I’m all over the music of the Torres Strait Islands. I’m premiering a new work for Dance Massive Festival at Arts House this week called Kingdom. I’m studying the sounds, voices, masks and dancers from the Indigenous cultural histories of the Torres Strait islands. I’m transfixed by the tribal rhythms and movement in the songs. Aside that, I’m embarrassed to say a smorgasbord of 80s pop: Ok – who doesn’t have it on their IPhone if you’re over 40, well… actually 50… gulp.
Modernism, dachshunds, eggs on toast and my boyfriend.
What does the future hold for you?
I’m headed towards establishing a new home base for my company in the near future. What it looks like is a ‘grey area’ somewhere between two cultural containers: a black and a white box armed with a truck-load of toys (the proper weapons of a visual artist) and my quintessential queer self to play with it all. I see it as a celebration of all that I love: acquiring new skills, sounds, communities, architects, films, unfashionable trends that crawl from low to high culture and anything else I can salvage from the rubbish tip of the arts. It’s a place to curate my interests for Melburnians and anyone else who cares to join us.
Phillip Adams is the founder and Artistic Director of BalletLab, forming the company upon his return home from New York in 1998. Phillip is a graduate of the Victorian College of the Arts and his performing arts background spans a 25 year career in contemporary dance.
Phillip lived and worked in New York for a decade after being awarded the ANZ International Fellowship Award in 1988. He was a member of several leading dance companies and worked with many independent choreographers including BeBe Miller, Trisha Brown, Irene Hultman, Sarah Rudner, Amanda Miller, Donna Uchizono and Nina Wiener.
More than a decade on, his achievements and qualifications cover a range of creative ventures including commissions, touring, awards, residencies, mentoring and a highly regarded body of artistic works. He is regularly commissioned by Australian dance institutions and universities, and teaches workshops nationally and internationally.
Phillip has been commissioned by several leading dance and theatre companies including The Australian Ballet, Arena Theatre, Chunky Move, Back to Back Theatre, Guongdong Modern Dance Company (China), Dance Works Rotterdam (Nederlands), City Contemporary Dance Company (Hong Kong), Tasdance, Sydney Mardi Gras and One Extra Co.

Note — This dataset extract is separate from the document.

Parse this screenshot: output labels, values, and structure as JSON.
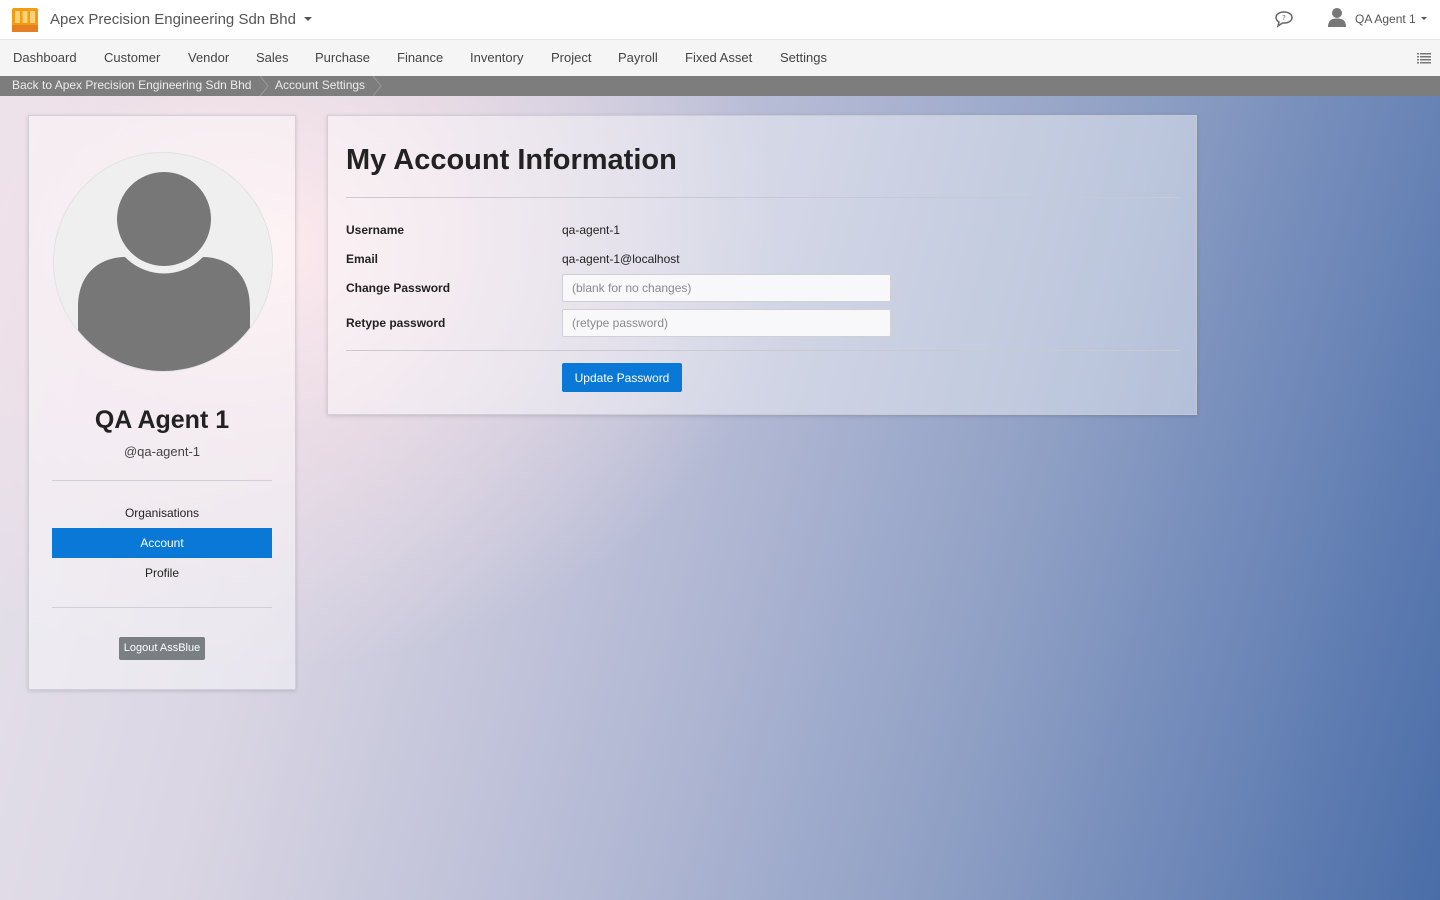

Phillip’s latest work, Kingdom will be presented at Arts House Meat Market: Wednesday 18 – Sunday 22 March as part of Dance Massive. For more information, visit: www.artshouse.com.au or www.dancemassive.com.au for details.
Image: Phillip Adams